*Try it*
Those lines of the data that hold the word "comments" are to be copied out.

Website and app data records
================================

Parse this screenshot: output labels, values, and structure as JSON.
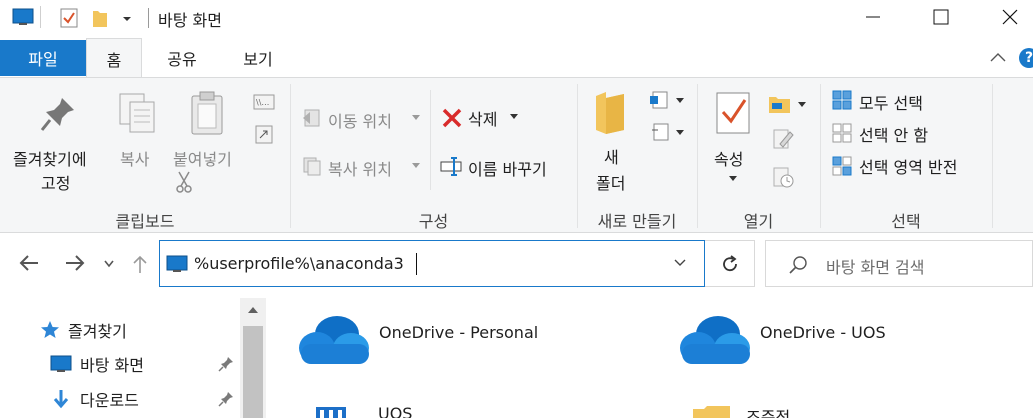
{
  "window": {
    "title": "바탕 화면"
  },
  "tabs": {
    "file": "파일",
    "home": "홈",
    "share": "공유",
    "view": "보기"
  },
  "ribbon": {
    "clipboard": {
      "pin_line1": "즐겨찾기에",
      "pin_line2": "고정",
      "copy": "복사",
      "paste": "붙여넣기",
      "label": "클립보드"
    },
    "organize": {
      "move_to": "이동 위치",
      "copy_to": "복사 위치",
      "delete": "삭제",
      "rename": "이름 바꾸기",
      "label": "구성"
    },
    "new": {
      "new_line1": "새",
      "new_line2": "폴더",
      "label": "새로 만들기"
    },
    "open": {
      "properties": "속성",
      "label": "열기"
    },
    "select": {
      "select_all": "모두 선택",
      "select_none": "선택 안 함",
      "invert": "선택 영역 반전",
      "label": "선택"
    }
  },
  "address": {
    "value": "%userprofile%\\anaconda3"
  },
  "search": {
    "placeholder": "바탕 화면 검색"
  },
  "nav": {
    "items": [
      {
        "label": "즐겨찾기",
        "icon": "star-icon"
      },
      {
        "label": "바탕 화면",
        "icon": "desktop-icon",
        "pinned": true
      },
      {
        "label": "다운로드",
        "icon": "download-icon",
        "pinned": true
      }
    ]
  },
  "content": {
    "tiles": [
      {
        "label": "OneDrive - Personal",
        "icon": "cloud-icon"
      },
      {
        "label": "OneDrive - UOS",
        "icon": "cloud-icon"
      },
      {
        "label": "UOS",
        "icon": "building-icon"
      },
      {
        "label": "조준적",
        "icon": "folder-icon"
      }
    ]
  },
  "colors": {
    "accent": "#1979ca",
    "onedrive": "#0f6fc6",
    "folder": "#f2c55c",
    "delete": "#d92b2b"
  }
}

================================

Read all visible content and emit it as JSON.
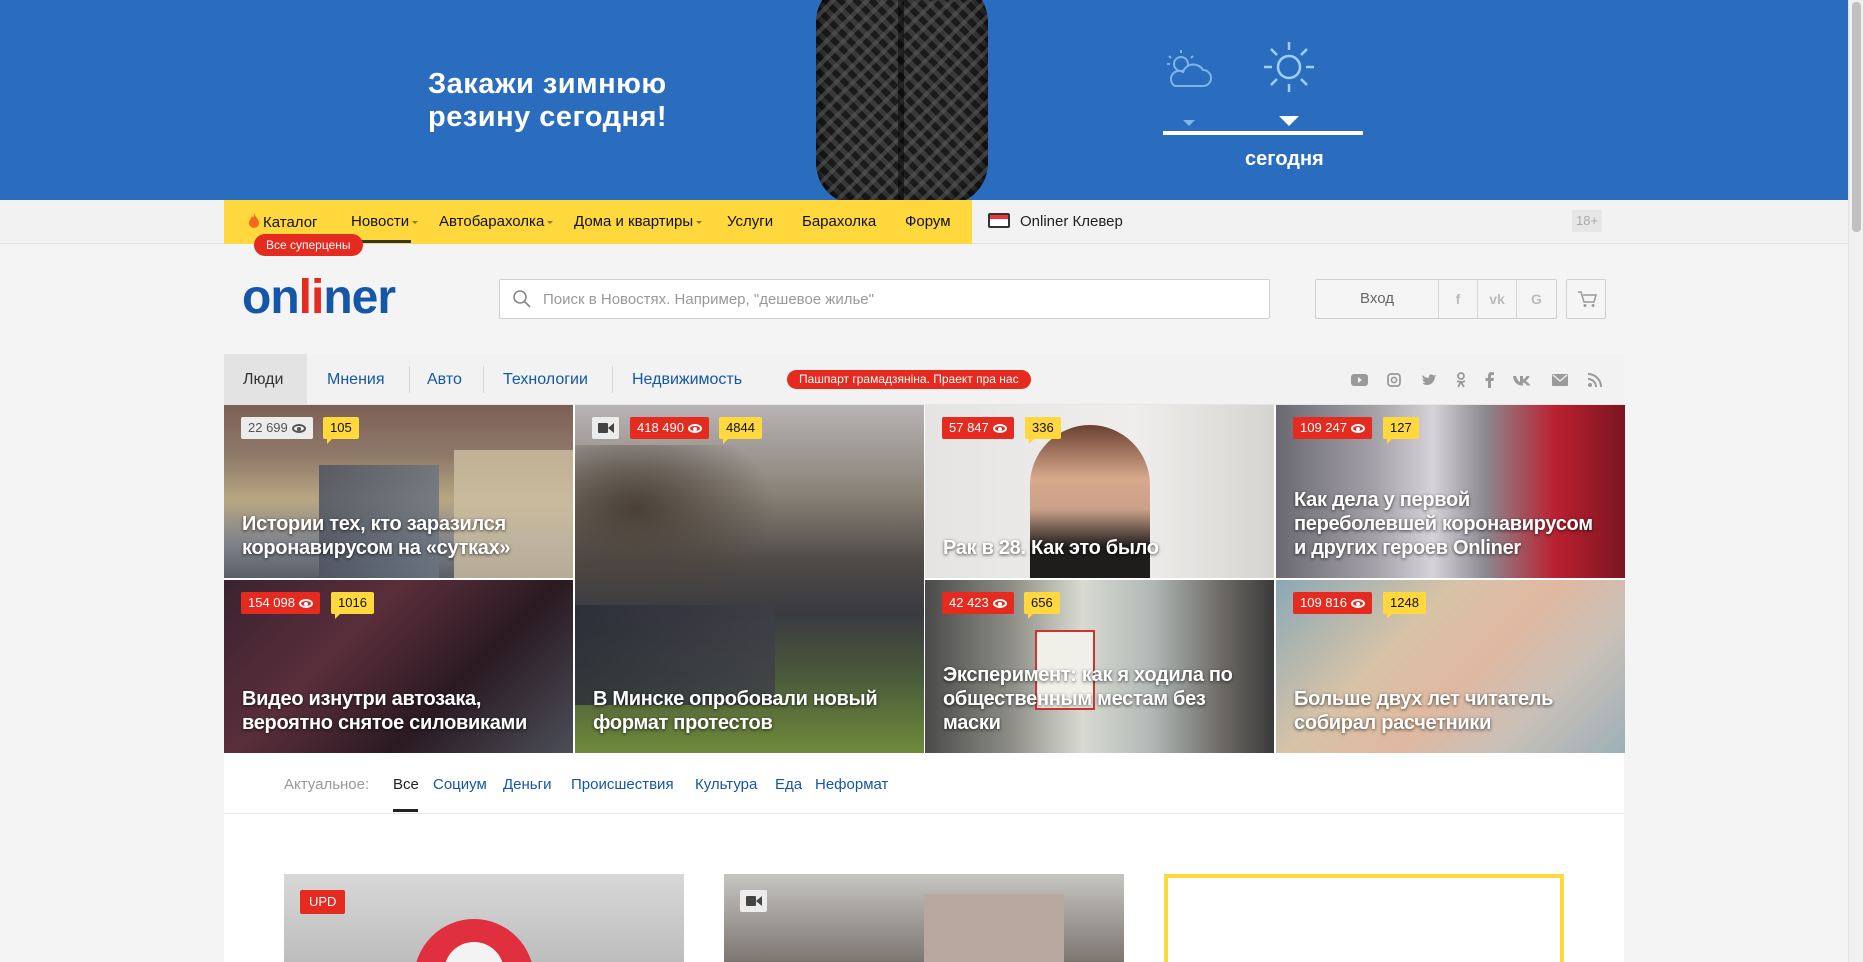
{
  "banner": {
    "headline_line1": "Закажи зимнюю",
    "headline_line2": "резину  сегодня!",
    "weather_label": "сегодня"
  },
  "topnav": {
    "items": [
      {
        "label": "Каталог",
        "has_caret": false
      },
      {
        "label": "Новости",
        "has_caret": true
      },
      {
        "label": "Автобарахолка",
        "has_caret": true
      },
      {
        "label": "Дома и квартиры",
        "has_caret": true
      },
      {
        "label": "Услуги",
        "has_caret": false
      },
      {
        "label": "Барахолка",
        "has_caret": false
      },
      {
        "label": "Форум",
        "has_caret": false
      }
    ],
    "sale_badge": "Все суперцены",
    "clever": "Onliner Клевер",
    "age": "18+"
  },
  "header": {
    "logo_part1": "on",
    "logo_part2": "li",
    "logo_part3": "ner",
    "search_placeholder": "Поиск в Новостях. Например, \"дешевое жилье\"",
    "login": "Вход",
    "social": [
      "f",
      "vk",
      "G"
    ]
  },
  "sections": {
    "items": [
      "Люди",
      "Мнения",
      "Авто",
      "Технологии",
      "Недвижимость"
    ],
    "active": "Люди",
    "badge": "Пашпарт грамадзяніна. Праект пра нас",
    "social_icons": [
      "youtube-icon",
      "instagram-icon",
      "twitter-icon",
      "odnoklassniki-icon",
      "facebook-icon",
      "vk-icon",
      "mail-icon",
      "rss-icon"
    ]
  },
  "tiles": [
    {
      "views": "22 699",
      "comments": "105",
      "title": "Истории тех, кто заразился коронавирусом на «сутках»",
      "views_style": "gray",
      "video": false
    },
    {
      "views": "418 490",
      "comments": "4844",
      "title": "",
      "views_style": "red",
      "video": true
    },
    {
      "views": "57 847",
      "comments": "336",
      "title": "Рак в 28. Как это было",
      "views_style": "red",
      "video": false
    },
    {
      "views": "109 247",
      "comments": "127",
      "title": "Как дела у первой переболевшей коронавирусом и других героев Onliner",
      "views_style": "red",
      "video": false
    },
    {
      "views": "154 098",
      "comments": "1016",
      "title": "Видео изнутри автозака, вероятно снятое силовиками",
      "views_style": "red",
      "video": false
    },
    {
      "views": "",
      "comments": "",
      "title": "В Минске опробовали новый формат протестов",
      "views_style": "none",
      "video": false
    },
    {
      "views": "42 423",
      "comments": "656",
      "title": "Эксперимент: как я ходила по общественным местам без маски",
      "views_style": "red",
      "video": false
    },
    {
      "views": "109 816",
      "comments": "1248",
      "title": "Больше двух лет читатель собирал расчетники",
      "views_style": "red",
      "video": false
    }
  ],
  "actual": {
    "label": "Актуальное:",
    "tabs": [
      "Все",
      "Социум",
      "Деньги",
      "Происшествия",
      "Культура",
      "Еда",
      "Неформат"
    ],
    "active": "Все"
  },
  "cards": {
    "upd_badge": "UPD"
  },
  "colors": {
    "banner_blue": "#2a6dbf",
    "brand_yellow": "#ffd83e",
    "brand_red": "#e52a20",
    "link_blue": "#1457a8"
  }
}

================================

*The completed task*
      "comments": "105",
      "comments": "4844",
      "comments": "336",
      "comments": "127",
      "comments": "1016",
      "comments": "",
      "comments": "656",
      "comments": "1248",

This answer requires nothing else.